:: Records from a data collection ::
++++

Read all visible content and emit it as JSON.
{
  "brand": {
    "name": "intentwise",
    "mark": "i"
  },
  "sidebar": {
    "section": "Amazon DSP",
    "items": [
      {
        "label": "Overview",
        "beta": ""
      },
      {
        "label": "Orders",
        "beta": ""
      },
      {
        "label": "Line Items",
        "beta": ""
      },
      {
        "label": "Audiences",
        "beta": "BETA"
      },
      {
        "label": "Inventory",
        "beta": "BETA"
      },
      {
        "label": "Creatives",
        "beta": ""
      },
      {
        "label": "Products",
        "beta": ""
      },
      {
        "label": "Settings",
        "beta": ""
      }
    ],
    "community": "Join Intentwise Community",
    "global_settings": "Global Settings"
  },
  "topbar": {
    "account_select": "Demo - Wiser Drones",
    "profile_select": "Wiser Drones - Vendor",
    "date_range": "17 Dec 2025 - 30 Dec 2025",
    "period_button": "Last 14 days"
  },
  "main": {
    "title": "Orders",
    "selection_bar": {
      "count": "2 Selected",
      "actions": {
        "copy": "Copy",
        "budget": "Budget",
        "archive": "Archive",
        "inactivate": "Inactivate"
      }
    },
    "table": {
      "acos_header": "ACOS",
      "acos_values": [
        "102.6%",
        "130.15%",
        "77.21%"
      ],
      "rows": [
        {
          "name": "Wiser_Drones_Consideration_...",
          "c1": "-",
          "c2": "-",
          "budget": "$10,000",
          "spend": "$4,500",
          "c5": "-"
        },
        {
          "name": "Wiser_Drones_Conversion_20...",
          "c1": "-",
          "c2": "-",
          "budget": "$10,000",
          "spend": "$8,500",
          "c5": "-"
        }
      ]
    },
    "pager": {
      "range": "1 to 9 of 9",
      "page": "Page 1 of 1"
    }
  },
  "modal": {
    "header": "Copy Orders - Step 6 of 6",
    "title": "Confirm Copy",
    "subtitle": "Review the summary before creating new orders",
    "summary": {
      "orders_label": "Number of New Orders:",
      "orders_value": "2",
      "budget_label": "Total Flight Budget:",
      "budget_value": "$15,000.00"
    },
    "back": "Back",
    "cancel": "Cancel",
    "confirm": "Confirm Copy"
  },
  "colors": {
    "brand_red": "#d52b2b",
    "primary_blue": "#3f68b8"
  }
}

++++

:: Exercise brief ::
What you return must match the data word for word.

:: The answer ::
Read all visible content and emit it as JSON.
{
  "brand": {
    "name": "intentwise",
    "mark": "i"
  },
  "sidebar": {
    "section": "Amazon DSP",
    "items": [
      {
        "label": "Overview",
        "beta": ""
      },
      {
        "label": "Orders",
        "beta": ""
      },
      {
        "label": "Line Items",
        "beta": ""
      },
      {
        "label": "Audiences",
        "beta": "BETA"
      },
      {
        "label": "Inventory",
        "beta": "BETA"
      },
      {
        "label": "Creatives",
        "beta": ""
      },
      {
        "label": "Products",
        "beta": ""
      },
      {
        "label": "Settings",
        "beta": ""
      }
    ],
    "community": "Join Intentwise Community",
    "global_settings": "Global Settings"
  },
  "topbar": {
    "account_select": "Demo - Wiser Drones",
    "profile_select": "Wiser Drones - Vendor",
    "date_range": "17 Dec 2025 - 30 Dec 2025",
    "period_button": "Last 14 days"
  },
  "main": {
    "title": "Orders",
    "selection_bar": {
      "count": "2 Selected",
      "actions": {
        "copy": "Copy",
        "budget": "Budget",
        "archive": "Archive",
        "inactivate": "Inactivate"
      }
    },
    "table": {
      "acos_header": "ACOS",
      "acos_values": [
        "102.6%",
        "130.15%",
        "77.21%"
      ],
      "rows": [
        {
          "name": "Wiser_Drones_Consideration_...",
          "c1": "-",
          "c2": "-",
          "budget": "$10,000",
          "spend": "$4,500",
          "c5": "-"
        },
        {
          "name": "Wiser_Drones_Conversion_20...",
          "c1": "-",
          "c2": "-",
          "budget": "$10,000",
          "spend": "$8,500",
          "c5": "-"
        }
      ]
    },
    "pager": {
      "range": "1 to 9 of 9",
      "page": "Page 1 of 1"
    }
  },
  "modal": {
    "header": "Copy Orders - Step 6 of 6",
    "title": "Confirm Copy",
    "subtitle": "Review the summary before creating new orders",
    "summary": {
      "orders_label": "Number of New Orders:",
      "orders_value": "2",
      "budget_label": "Total Flight Budget:",
      "budget_value": "$15,000.00"
    },
    "back": "Back",
    "cancel": "Cancel",
    "confirm": "Confirm Copy"
  },
  "colors": {
    "brand_red": "#d52b2b",
    "primary_blue": "#3f68b8"
  }
}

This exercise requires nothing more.